Amy Tan was born and educated in California and Switzerland, but her parents were immigrants from mainland China. Her interest in her own roots and identity forms the inspiration for her fiction, and has made Amy Tan one of the foremost of Chinese-American novelists. Her first novel was The Joy Luck Club (1989), a collection of interlocking narratives told by four Chinese mothers and their daughters, some contemporary, others set in semi-feudal and Communist China. The Joy Luck Club itself is four mothers who meet regularly to play mahjong, eat good food, and raise their spirits. The novel has been made into a successful feature film. The Kitchen God's Wife (1991) is equally concerned with the relationships between mother and daughter, and particularly the secrets they withhold from each other. In this novel it is the aunt who brings about the revelation of these secrets. In The Hundred Secret Senses (1996) Tan looks instead at the relationship between two half-sisters, one culturally American, the other an immigrant from China who can communicate with ghosts—yin people. The novel ends with both sisters visiting China. In her fourth novel, The Bonesetter's Daughter (2001), Tan gives her mother-daughter story a different twist; here it is only through reading her mother LuLing's memoir that Ruth is able to become close to her.
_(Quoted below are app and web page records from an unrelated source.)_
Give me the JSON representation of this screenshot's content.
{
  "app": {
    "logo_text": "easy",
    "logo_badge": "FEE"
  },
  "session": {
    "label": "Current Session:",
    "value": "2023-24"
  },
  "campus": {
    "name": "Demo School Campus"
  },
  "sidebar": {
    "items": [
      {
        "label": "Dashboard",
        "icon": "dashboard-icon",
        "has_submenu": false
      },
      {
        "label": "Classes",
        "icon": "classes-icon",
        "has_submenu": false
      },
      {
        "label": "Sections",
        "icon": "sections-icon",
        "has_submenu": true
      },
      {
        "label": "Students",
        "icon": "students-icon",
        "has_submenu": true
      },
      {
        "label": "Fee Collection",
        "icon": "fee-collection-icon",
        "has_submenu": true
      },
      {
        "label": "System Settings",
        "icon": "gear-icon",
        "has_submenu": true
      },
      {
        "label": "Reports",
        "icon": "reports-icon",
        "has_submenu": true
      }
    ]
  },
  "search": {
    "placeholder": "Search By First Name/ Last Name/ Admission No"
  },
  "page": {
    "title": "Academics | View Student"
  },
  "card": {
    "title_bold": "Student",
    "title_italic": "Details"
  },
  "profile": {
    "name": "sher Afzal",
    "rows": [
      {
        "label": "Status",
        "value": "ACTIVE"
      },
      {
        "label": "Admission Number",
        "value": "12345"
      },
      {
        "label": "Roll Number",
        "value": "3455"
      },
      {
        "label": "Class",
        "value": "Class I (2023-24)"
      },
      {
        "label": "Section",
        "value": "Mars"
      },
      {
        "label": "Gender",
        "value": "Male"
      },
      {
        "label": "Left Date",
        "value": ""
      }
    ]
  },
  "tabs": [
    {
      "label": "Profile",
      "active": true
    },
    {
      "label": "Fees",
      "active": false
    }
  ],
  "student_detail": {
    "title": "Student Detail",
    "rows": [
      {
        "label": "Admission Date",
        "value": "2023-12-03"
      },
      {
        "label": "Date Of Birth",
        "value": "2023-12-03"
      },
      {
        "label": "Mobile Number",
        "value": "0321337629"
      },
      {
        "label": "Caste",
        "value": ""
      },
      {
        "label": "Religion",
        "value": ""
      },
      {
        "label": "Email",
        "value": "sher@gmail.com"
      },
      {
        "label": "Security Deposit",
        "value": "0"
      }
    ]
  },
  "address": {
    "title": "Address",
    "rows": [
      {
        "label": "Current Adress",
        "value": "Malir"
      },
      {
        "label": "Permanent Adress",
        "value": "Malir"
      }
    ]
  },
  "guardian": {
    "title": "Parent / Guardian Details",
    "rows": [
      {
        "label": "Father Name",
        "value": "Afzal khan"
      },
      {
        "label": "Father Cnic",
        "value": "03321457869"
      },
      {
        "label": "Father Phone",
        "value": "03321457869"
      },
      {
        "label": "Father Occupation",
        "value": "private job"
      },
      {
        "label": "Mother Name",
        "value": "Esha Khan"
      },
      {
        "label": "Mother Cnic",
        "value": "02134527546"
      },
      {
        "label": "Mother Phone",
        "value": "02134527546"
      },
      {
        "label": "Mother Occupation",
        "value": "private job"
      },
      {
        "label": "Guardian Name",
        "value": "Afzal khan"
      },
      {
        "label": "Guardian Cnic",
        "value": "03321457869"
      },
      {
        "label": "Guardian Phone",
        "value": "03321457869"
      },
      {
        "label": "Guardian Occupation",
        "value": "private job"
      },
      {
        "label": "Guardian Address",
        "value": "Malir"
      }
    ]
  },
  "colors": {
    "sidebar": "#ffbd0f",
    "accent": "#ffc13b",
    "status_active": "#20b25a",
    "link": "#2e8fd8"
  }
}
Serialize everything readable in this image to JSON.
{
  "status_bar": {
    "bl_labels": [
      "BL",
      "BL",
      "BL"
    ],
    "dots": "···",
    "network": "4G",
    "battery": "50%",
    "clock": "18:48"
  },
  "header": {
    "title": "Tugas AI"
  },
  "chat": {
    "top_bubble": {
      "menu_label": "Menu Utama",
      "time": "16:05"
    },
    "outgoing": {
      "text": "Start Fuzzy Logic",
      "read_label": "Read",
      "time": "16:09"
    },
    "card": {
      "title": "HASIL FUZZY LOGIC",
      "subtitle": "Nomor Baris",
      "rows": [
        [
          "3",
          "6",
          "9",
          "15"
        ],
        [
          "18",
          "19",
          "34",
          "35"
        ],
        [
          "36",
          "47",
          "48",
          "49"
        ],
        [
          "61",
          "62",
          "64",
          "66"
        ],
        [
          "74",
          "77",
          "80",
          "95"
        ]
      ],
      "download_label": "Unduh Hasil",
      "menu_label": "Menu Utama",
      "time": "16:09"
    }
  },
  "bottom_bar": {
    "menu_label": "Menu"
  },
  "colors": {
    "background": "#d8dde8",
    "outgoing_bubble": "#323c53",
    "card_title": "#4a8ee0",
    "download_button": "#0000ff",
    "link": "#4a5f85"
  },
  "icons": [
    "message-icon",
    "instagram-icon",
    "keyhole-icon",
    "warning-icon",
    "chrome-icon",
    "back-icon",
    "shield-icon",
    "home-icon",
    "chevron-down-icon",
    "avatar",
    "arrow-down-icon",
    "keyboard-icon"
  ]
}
LuLing's story is often painful, but Tan's writing, rich in atmosphere and imagery and steeped inold mythologies, makes this a pleasure to read.
Maxine Hong Kingston, Timothy Mo, Isabel Allende SA